→ **Exercise instructions**:
The word "domain" marks the lines to keep; find each one in the data and copy it.

───── Task data ─────

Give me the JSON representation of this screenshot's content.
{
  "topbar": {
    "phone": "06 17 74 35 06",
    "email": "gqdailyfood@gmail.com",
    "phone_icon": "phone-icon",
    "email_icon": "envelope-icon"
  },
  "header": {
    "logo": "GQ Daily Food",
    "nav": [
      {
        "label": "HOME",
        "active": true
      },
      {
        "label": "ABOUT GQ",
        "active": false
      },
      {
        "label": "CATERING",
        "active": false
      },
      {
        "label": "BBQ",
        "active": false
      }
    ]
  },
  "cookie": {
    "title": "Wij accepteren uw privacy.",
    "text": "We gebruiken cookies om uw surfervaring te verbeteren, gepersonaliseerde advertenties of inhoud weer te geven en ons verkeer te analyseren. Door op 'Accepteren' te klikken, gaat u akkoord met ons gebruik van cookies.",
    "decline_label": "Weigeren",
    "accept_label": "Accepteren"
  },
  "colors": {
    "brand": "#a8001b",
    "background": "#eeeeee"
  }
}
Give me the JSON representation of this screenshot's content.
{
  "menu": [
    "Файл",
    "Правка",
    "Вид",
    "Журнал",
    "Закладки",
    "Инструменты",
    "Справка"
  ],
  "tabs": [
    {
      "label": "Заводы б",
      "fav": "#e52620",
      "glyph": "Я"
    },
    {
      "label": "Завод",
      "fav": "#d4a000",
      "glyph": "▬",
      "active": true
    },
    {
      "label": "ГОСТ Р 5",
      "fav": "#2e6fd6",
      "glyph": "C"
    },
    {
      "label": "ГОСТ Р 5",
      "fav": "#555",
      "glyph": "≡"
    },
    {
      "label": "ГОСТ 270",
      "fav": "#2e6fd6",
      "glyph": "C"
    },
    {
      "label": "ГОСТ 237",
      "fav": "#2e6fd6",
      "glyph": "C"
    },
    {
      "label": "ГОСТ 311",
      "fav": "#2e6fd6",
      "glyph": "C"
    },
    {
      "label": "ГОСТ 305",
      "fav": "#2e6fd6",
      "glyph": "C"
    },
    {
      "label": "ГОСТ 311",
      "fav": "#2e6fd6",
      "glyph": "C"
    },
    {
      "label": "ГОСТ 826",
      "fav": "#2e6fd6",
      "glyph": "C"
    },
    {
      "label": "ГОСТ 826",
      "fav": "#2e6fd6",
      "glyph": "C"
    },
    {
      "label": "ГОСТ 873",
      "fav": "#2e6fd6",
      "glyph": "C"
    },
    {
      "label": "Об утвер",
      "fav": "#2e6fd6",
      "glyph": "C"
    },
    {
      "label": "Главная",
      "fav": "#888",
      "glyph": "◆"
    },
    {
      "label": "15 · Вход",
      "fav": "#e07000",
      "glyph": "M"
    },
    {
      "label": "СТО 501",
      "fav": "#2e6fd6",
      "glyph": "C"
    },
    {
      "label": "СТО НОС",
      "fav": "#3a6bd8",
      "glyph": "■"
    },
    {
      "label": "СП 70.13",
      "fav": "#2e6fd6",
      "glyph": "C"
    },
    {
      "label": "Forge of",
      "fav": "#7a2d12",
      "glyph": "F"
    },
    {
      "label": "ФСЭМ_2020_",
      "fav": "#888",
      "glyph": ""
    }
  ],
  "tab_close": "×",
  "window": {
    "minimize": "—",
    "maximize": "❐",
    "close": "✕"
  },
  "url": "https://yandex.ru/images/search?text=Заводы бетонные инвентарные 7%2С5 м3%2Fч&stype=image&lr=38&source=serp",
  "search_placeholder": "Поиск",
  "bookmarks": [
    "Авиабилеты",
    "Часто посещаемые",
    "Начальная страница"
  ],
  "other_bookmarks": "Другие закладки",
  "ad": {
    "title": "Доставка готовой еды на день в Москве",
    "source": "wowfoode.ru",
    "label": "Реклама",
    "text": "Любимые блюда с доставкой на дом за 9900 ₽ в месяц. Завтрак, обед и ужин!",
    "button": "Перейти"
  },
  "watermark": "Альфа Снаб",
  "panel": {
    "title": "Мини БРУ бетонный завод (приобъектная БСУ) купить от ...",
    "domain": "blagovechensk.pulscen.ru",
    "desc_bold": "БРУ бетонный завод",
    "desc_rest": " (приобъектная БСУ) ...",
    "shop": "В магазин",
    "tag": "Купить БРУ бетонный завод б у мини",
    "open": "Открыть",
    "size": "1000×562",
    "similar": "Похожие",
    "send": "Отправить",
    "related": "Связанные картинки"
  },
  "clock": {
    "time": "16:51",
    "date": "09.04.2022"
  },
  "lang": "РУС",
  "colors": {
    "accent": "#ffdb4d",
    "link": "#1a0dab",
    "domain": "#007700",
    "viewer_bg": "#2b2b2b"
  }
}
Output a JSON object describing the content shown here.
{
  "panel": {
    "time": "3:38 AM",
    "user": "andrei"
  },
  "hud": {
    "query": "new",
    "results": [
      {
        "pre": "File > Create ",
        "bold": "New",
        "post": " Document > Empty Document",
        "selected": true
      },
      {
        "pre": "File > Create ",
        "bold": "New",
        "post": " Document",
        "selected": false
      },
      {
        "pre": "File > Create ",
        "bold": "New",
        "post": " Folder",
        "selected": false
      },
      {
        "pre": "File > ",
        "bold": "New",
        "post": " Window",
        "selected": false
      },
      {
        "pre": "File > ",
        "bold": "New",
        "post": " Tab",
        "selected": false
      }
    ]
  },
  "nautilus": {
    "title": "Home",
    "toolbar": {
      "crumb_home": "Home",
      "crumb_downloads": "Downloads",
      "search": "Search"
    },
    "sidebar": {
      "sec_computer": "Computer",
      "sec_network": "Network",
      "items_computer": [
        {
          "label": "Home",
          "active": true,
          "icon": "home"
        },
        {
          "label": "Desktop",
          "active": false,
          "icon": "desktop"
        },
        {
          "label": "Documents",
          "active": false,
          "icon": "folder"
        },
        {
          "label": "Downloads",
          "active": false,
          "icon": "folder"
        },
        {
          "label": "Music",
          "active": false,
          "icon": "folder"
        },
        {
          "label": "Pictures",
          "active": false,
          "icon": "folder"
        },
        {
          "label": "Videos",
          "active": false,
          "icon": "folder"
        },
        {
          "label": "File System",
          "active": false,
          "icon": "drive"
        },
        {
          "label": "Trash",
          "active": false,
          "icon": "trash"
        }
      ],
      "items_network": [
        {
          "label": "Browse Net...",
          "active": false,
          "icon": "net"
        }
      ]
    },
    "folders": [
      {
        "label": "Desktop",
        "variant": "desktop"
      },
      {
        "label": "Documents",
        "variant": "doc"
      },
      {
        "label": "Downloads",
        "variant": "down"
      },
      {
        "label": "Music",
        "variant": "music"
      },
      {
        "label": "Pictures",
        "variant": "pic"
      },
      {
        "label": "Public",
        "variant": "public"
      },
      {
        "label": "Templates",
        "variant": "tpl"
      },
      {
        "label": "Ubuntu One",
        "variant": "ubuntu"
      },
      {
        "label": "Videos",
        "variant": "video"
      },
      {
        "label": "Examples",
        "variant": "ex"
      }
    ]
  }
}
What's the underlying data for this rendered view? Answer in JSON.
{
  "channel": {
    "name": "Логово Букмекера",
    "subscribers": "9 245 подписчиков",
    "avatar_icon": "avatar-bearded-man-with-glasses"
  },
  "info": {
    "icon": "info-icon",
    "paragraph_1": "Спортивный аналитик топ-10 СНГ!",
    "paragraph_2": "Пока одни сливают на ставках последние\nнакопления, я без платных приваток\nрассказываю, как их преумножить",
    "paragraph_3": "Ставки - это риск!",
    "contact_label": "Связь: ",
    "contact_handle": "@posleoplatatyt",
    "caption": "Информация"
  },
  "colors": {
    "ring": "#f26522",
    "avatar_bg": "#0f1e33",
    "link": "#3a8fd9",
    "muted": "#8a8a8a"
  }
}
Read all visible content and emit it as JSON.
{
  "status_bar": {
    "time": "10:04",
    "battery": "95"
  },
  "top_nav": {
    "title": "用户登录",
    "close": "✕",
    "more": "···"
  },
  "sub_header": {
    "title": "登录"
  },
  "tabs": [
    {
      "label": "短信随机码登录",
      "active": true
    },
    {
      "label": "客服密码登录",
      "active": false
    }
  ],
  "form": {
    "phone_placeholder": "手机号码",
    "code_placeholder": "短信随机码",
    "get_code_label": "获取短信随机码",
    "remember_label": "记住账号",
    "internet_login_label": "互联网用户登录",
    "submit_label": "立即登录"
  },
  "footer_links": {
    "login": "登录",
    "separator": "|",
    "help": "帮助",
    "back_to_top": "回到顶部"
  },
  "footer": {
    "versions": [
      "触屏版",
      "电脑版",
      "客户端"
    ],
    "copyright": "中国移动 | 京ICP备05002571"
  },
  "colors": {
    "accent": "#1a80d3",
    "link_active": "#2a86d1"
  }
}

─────

→ **Reply to the task**:
    "domain": "blagovechensk.pulscen.ru",
    "domain": "#007700",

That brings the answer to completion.